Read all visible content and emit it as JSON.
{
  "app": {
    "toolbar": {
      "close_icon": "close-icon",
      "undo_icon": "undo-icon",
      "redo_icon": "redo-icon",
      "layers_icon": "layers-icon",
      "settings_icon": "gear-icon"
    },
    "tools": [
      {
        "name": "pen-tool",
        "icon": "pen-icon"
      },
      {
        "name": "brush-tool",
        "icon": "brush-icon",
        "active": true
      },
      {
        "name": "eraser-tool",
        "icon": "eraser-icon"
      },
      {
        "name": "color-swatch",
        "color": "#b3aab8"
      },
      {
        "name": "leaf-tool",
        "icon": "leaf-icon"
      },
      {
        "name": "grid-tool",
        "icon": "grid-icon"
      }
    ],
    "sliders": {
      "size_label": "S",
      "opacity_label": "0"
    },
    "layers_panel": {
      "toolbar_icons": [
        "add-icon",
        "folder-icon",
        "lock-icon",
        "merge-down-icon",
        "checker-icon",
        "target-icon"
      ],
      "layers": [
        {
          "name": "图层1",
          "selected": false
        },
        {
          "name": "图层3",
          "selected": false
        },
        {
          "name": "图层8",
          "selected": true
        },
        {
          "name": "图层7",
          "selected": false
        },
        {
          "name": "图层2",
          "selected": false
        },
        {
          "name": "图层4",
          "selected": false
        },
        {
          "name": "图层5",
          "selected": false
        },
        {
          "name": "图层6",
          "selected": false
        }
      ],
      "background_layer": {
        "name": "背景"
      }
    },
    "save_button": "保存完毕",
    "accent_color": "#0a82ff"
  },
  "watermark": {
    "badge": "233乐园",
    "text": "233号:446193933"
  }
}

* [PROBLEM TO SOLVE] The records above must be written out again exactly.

* [YOUR RESPONSE]
Read all visible content and emit it as JSON.
{
  "app": {
    "toolbar": {
      "close_icon": "close-icon",
      "undo_icon": "undo-icon",
      "redo_icon": "redo-icon",
      "layers_icon": "layers-icon",
      "settings_icon": "gear-icon"
    },
    "tools": [
      {
        "name": "pen-tool",
        "icon": "pen-icon"
      },
      {
        "name": "brush-tool",
        "icon": "brush-icon",
        "active": true
      },
      {
        "name": "eraser-tool",
        "icon": "eraser-icon"
      },
      {
        "name": "color-swatch",
        "color": "#b3aab8"
      },
      {
        "name": "leaf-tool",
        "icon": "leaf-icon"
      },
      {
        "name": "grid-tool",
        "icon": "grid-icon"
      }
    ],
    "sliders": {
      "size_label": "S",
      "opacity_label": "0"
    },
    "layers_panel": {
      "toolbar_icons": [
        "add-icon",
        "folder-icon",
        "lock-icon",
        "merge-down-icon",
        "checker-icon",
        "target-icon"
      ],
      "layers": [
        {
          "name": "图层1",
          "selected": false
        },
        {
          "name": "图层3",
          "selected": false
        },
        {
          "name": "图层8",
          "selected": true
        },
        {
          "name": "图层7",
          "selected": false
        },
        {
          "name": "图层2",
          "selected": false
        },
        {
          "name": "图层4",
          "selected": false
        },
        {
          "name": "图层5",
          "selected": false
        },
        {
          "name": "图层6",
          "selected": false
        }
      ],
      "background_layer": {
        "name": "背景"
      }
    },
    "save_button": "保存完毕",
    "accent_color": "#0a82ff"
  },
  "watermark": {
    "badge": "233乐园",
    "text": "233号:446193933"
  }
}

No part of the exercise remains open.